The U.S. Food and Drug Administration (FDA) announced a new action plan, Closer to Zero, that sets forth its approach to reducing exposure to toxic elements in foods commonly eaten by babies and young children to the lowest possible levels.

Although FDA’s testing shows that children are not at an immediate health risk from exposure to toxic elements at the levels found in commonly consumed foods, it is starting the plan’s work immediately, with both short- and long-term goals for achieving continued improvements in reducing levels of toxic elements in these foods over time.

FDA’s goal is to reduce the levels of arsenic, lead, cadmium, and mercury in these foods to the greatest extent possible. Its plan outlines a multi-phase, science-based, iterative approach to achieving its goal of getting levels of toxic elements in foods closer to zero over time.  

Closer to Zero includes researching and evaluating changes in dietary exposures to toxic elements, setting action levels (recommended limits of toxic elements in foods that can be achieved by industry and progressively lowered as appropriate), encouraging adoption of best practices by industry, and monitoring progress.

The action plan will occur in three phases. As part of the first phase, FDA will immediately begin its work setting action levels using a four-pronged approach:

  1. Evaluate the scientific basis for action levels. The cycle of continual improvement starts with FDA evaluating existing data from routine testing of the food supply, research and data on chemical analytical methods, toxicological assays, exposure and risk assessments, and other relevant scientific information. Through a process that may include advisory committees, public workshops, and consultation with scientific experts, federal agency partners, and other stakeholders, the agency will establish interim reference levels (IRLs) for certain toxic elements as appropriate. An IRL is a measure of exposure from food that the FDA may use to determine if the amount of exposure to an individual element across foods could result in a specific health impact.    
  2. Propose action levels. The IRLs may be among the key factors that inform the development of FDA’s proposed action levels for certain toxic elements in categories of baby foods (e.g., cereals, infant formula, pureed fruits and vegetables, etc.) and other foods commonly eaten by babies and young children.  
  3. Consult with stakeholders on proposed action levels, including the achievability and feasibility of action levels. For each toxic element—every identified category of food—FDA will gather data and other information through a process of consultation that could include workshops, scientific meetings, and collaboration with federal partners to assess, among other things, the achievability and feasibility of the proposed action levels and the timeframes for reaching them. 
  4. Finalize action levels. FDA will use the information gathered from stakeholders, updated scientific research, and routine monitoring data to make any needed adjustments and finalize action levels.

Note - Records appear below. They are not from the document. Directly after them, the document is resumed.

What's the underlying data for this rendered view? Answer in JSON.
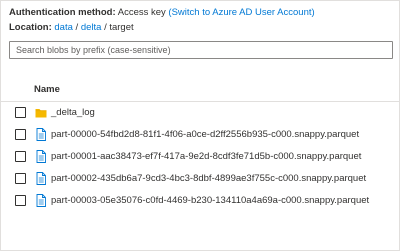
{
  "location_bar": {
    "auth_label": "Authentication method:",
    "auth_value": "Access key",
    "auth_switch_link": "(Switch to Azure AD User Account)",
    "location_label": "Location:",
    "crumbs": [
      {
        "text": "data",
        "link": true
      },
      {
        "text": "/",
        "link": false
      },
      {
        "text": "delta",
        "link": true
      },
      {
        "text": "/",
        "link": false
      },
      {
        "text": "target",
        "link": false
      }
    ]
  },
  "search": {
    "placeholder": "Search blobs by prefix (case-sensitive)",
    "value": ""
  },
  "table": {
    "header_name": "Name",
    "rows": [
      {
        "name": "_delta_log",
        "icon": "folder-icon"
      },
      {
        "name": "part-00000-54fbd2d8-81f1-4f06-a0ce-d2ff2556b935-c000.snappy.parquet",
        "icon": "file-icon"
      },
      {
        "name": "part-00001-aac38473-ef7f-417a-9e2d-8cdf3fe71d5b-c000.snappy.parquet",
        "icon": "file-icon"
      },
      {
        "name": "part-00002-435db6a7-9cd3-4bc3-8dbf-4899ae3f755c-c000.snappy.parquet",
        "icon": "file-icon"
      },
      {
        "name": "part-00003-05e35076-c0fd-4469-b230-134110a4a69a-c000.snappy.parquet",
        "icon": "file-icon"
      }
    ]
  },
  "colors": {
    "link": "#0078d4",
    "folder": "#f5b800",
    "file": "#0078d4",
    "border": "#e1dfdd"
  }
}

Through this plan, FDA will take measures to ensure that limiting exposure to toxic elements in foods does not have unintended consequences—like limiting access to foods that have significant nutritional benefits—by making them unavailable or unaffordable for many families, or unintentionally increasing the presence of one toxic element when foods are reformulated to reduce the presence of another.

In addition, FDA's goal of moving closer to zero reflects the reality that fruits, vegetables, and grains take up toxic elements in the environment as they grow. With a cycle of continual improvement and collaboration, FDA aims to push the levels of toxic elements in these foods closer and closer to zero over time.